BEIJING — China’s politically problematic trade surplus, which had declined during the past several months, has made a strong comeback.
According to official numbers released on Tuesday, the country’s trade surplus grew to $11.4 billion in April, with exports marking a 29.9 percent increase over the same month last year, when many analysts expected it to continue to decline. The news came just on the heels of the first quarter’s small trade deficit — a statistical fact rarely noted here in recent years. Experts credited the resurgence in the surplus with a return to typical trade patterns, and not much else new.
China’s General Administration of Customs reported that exports had increased to a record amount, with a nearly 25.9 percent increase to $155.7 billion. Imports, by comparison, grew by just 21.8 percent.
As the figures were released, officials from China and the United States were engaged in high-level talks on everything from trade to human rights at the Strategic and Economic Dialogue in Washington, DC. The newly emergent trade surplus could add fuel to President Barrack Obama’s calls for China to further allow its currency to appreciate and help re-balance trade between the two countries.
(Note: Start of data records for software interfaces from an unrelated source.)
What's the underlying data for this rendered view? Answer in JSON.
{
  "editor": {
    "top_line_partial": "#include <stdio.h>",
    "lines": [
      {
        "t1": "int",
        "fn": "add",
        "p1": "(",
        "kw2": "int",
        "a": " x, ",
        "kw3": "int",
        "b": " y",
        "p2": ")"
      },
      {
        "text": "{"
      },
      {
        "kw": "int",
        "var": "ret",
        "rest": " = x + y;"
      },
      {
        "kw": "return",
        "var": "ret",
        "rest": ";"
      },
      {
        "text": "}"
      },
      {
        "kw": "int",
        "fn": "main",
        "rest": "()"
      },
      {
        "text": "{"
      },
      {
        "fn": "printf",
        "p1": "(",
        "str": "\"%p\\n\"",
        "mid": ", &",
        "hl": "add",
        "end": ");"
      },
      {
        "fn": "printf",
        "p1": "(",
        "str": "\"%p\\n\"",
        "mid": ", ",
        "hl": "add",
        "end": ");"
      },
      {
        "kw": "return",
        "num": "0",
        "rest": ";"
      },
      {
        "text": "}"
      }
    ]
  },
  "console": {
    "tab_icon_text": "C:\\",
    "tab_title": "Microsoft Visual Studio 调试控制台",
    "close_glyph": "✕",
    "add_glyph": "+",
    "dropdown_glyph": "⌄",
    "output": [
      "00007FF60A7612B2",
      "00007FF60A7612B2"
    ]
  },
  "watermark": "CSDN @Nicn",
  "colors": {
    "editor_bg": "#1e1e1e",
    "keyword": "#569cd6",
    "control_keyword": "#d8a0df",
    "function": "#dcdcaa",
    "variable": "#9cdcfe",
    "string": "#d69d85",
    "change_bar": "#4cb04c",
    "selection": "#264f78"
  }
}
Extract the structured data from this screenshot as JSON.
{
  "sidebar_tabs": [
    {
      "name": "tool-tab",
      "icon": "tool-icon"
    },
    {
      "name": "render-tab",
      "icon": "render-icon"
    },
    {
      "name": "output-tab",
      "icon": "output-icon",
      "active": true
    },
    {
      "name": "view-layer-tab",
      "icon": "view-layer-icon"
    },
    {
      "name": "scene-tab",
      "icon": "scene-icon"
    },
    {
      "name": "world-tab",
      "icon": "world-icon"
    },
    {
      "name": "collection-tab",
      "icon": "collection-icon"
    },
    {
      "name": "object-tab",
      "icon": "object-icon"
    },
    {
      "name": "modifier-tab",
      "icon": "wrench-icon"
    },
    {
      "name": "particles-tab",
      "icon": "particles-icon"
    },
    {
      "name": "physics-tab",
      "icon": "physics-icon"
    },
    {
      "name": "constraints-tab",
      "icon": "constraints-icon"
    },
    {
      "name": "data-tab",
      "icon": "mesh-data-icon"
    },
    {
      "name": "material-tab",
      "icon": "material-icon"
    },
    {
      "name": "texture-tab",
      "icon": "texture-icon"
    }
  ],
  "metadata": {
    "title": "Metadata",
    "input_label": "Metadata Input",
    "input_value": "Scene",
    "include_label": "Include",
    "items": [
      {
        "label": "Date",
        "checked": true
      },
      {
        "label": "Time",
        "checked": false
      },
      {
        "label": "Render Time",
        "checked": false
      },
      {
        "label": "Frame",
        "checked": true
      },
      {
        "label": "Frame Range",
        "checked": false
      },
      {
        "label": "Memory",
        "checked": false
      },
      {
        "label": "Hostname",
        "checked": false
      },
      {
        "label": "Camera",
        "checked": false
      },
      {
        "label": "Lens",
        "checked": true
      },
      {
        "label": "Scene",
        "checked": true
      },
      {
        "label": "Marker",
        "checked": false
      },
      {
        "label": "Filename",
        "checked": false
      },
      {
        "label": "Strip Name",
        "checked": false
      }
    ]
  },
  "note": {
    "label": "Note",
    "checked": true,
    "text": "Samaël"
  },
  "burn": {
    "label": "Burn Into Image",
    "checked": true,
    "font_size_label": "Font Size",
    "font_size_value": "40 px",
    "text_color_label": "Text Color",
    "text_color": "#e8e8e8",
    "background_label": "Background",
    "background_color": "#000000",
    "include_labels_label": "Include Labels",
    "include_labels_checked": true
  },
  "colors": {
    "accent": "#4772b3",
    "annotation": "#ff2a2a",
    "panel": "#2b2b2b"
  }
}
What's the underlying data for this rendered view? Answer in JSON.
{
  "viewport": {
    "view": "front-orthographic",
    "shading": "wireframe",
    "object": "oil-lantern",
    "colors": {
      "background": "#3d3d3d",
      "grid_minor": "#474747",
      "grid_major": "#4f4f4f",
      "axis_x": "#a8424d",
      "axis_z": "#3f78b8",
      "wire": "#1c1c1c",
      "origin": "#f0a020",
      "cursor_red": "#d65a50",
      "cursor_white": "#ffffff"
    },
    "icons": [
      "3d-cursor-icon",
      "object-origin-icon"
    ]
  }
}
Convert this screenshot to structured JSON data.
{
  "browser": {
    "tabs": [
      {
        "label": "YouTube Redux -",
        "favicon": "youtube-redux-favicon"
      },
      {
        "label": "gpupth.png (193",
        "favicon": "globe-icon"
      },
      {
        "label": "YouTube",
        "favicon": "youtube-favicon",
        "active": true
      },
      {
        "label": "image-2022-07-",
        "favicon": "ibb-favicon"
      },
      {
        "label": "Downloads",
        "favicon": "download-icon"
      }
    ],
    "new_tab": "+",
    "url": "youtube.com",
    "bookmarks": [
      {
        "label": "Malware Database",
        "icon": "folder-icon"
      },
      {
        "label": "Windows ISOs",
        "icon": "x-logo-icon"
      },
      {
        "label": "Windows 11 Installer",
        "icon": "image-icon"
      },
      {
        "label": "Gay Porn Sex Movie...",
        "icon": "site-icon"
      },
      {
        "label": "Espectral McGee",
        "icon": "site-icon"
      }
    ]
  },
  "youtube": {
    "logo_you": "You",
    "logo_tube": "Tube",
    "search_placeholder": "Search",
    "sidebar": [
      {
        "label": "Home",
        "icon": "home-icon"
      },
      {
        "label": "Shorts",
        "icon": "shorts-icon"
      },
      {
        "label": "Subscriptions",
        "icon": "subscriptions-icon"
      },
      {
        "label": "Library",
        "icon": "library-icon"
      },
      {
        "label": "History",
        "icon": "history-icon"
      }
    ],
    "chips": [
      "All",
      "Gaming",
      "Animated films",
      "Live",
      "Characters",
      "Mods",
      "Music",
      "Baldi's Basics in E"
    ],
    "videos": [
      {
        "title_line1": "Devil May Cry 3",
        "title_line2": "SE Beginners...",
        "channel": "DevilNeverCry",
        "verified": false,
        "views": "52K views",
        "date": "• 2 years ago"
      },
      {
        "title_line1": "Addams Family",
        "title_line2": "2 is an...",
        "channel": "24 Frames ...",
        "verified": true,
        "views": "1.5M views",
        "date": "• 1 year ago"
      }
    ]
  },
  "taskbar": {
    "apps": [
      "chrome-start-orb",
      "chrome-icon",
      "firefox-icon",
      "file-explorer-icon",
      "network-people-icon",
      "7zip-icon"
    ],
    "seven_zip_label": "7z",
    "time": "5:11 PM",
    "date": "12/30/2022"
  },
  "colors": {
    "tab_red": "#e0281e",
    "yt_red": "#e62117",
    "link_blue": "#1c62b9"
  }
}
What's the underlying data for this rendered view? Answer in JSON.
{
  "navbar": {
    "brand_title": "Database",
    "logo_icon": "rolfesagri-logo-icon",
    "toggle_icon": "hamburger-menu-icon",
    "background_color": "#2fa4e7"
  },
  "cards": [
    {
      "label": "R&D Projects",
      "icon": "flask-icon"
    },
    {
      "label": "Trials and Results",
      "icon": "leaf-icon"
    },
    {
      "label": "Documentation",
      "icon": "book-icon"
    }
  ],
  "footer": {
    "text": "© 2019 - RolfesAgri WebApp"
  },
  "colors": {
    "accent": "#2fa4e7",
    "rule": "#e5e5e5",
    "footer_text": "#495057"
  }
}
The US administration argues that China’s undervalued currency gives it an unfair trade advantage.